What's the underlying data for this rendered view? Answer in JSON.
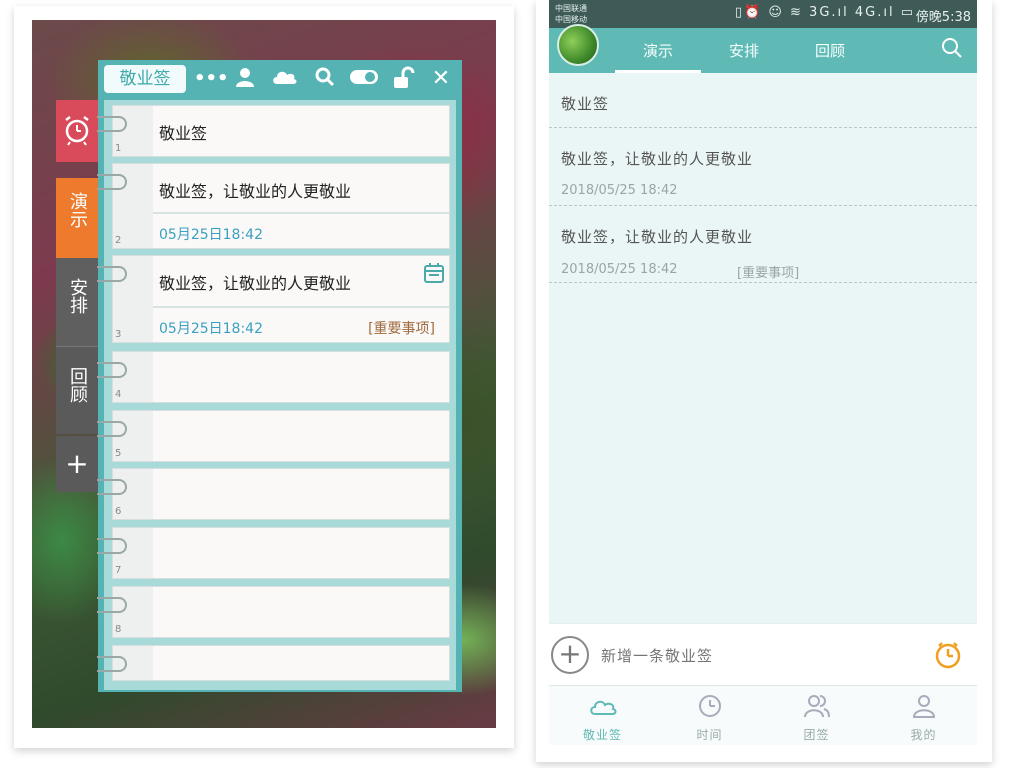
{
  "desktop_widget": {
    "title": "敬业签",
    "side_tabs": {
      "demo": "演示",
      "arrange": "安排",
      "review": "回顾",
      "add": "+"
    },
    "notes": [
      {
        "num": "1",
        "text": "敬业签",
        "date": "",
        "tag": ""
      },
      {
        "num": "2",
        "text": "敬业签，让敬业的人更敬业",
        "date": "05月25日18:42",
        "tag": ""
      },
      {
        "num": "3",
        "text": "敬业签，让敬业的人更敬业",
        "date": "05月25日18:42",
        "tag": "[重要事项]"
      },
      {
        "num": "4"
      },
      {
        "num": "5"
      },
      {
        "num": "6"
      },
      {
        "num": "7"
      },
      {
        "num": "8"
      },
      {
        "num": ""
      }
    ]
  },
  "phone": {
    "status": {
      "carrier1": "中国联通",
      "carrier2": "中国移动",
      "icons": "▯⏰ ☺ ≋ 3G.ıl 4G.ıl ▭",
      "time": "傍晚5:38"
    },
    "tabs": {
      "demo": "演示",
      "arrange": "安排",
      "review": "回顾"
    },
    "rows": [
      {
        "text": "敬业签",
        "date": "",
        "tag": ""
      },
      {
        "text": "敬业签，让敬业的人更敬业",
        "date": "2018/05/25 18:42",
        "tag": ""
      },
      {
        "text": "敬业签，让敬业的人更敬业",
        "date": "2018/05/25 18:42",
        "tag": "[重要事项]"
      }
    ],
    "composer": {
      "placeholder": "新增一条敬业签"
    },
    "bottom_nav": {
      "notes": "敬业签",
      "time": "时间",
      "team": "团签",
      "mine": "我的"
    },
    "colors": {
      "accent": "#5fb9b4",
      "orange": "#f0a020"
    }
  }
}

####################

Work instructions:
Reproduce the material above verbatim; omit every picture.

Response area:
What's the underlying data for this rendered view? Answer in JSON.
{
  "desktop_widget": {
    "title": "敬业签",
    "side_tabs": {
      "demo": "演示",
      "arrange": "安排",
      "review": "回顾",
      "add": "+"
    },
    "notes": [
      {
        "num": "1",
        "text": "敬业签",
        "date": "",
        "tag": ""
      },
      {
        "num": "2",
        "text": "敬业签，让敬业的人更敬业",
        "date": "05月25日18:42",
        "tag": ""
      },
      {
        "num": "3",
        "text": "敬业签，让敬业的人更敬业",
        "date": "05月25日18:42",
        "tag": "[重要事项]"
      },
      {
        "num": "4"
      },
      {
        "num": "5"
      },
      {
        "num": "6"
      },
      {
        "num": "7"
      },
      {
        "num": "8"
      },
      {
        "num": ""
      }
    ]
  },
  "phone": {
    "status": {
      "carrier1": "中国联通",
      "carrier2": "中国移动",
      "icons": "▯⏰ ☺ ≋ 3G.ıl 4G.ıl ▭",
      "time": "傍晚5:38"
    },
    "tabs": {
      "demo": "演示",
      "arrange": "安排",
      "review": "回顾"
    },
    "rows": [
      {
        "text": "敬业签",
        "date": "",
        "tag": ""
      },
      {
        "text": "敬业签，让敬业的人更敬业",
        "date": "2018/05/25 18:42",
        "tag": ""
      },
      {
        "text": "敬业签，让敬业的人更敬业",
        "date": "2018/05/25 18:42",
        "tag": "[重要事项]"
      }
    ],
    "composer": {
      "placeholder": "新增一条敬业签"
    },
    "bottom_nav": {
      "notes": "敬业签",
      "time": "时间",
      "team": "团签",
      "mine": "我的"
    },
    "colors": {
      "accent": "#5fb9b4",
      "orange": "#f0a020"
    }
  }
}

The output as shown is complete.